Aim of the exercise: Nothing in the data is to be left out; copy it exactly.

Task inputs:

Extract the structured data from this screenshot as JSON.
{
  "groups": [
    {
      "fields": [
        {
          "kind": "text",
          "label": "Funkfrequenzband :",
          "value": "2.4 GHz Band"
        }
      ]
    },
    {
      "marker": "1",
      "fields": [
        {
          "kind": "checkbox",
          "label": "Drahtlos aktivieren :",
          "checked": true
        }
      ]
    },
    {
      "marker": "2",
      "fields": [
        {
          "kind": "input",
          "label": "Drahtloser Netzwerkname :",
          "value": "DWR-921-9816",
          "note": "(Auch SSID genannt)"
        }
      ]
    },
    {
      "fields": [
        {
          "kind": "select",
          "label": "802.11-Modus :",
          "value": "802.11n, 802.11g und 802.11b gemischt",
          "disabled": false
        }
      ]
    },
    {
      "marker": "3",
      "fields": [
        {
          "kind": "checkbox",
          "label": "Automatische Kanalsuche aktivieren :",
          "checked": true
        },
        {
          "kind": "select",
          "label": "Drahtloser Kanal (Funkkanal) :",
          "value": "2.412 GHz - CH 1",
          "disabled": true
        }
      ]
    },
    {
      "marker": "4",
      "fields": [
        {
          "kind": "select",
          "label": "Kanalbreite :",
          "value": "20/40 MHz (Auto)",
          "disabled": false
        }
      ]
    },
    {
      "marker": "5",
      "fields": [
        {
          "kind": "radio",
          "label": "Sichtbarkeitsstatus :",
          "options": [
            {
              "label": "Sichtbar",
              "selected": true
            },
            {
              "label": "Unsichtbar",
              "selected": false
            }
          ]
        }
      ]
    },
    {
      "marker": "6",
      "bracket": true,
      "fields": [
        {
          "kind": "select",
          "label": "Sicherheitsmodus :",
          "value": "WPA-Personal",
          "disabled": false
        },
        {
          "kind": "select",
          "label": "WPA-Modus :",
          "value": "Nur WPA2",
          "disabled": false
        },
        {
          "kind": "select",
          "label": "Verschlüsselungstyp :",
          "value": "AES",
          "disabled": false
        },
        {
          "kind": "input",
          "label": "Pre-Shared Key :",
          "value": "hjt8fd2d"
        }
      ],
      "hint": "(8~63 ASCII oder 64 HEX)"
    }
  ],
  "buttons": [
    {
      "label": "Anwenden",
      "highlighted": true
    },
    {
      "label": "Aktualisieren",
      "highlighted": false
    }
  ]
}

Problem solution:
Extract the structured data from this screenshot as JSON.
{
  "groups": [
    {
      "fields": [
        {
          "kind": "text",
          "label": "Funkfrequenzband :",
          "value": "2.4 GHz Band"
        }
      ]
    },
    {
      "marker": "1",
      "fields": [
        {
          "kind": "checkbox",
          "label": "Drahtlos aktivieren :",
          "checked": true
        }
      ]
    },
    {
      "marker": "2",
      "fields": [
        {
          "kind": "input",
          "label": "Drahtloser Netzwerkname :",
          "value": "DWR-921-9816",
          "note": "(Auch SSID genannt)"
        }
      ]
    },
    {
      "fields": [
        {
          "kind": "select",
          "label": "802.11-Modus :",
          "value": "802.11n, 802.11g und 802.11b gemischt",
          "disabled": false
        }
      ]
    },
    {
      "marker": "3",
      "fields": [
        {
          "kind": "checkbox",
          "label": "Automatische Kanalsuche aktivieren :",
          "checked": true
        },
        {
          "kind": "select",
          "label": "Drahtloser Kanal (Funkkanal) :",
          "value": "2.412 GHz - CH 1",
          "disabled": true
        }
      ]
    },
    {
      "marker": "4",
      "fields": [
        {
          "kind": "select",
          "label": "Kanalbreite :",
          "value": "20/40 MHz (Auto)",
          "disabled": false
        }
      ]
    },
    {
      "marker": "5",
      "fields": [
        {
          "kind": "radio",
          "label": "Sichtbarkeitsstatus :",
          "options": [
            {
              "label": "Sichtbar",
              "selected": true
            },
            {
              "label": "Unsichtbar",
              "selected": false
            }
          ]
        }
      ]
    },
    {
      "marker": "6",
      "bracket": true,
      "fields": [
        {
          "kind": "select",
          "label": "Sicherheitsmodus :",
          "value": "WPA-Personal",
          "disabled": false
        },
        {
          "kind": "select",
          "label": "WPA-Modus :",
          "value": "Nur WPA2",
          "disabled": false
        },
        {
          "kind": "select",
          "label": "Verschlüsselungstyp :",
          "value": "AES",
          "disabled": false
        },
        {
          "kind": "input",
          "label": "Pre-Shared Key :",
          "value": "hjt8fd2d"
        }
      ],
      "hint": "(8~63 ASCII oder 64 HEX)"
    }
  ],
  "buttons": [
    {
      "label": "Anwenden",
      "highlighted": true
    },
    {
      "label": "Aktualisieren",
      "highlighted": false
    }
  ]
}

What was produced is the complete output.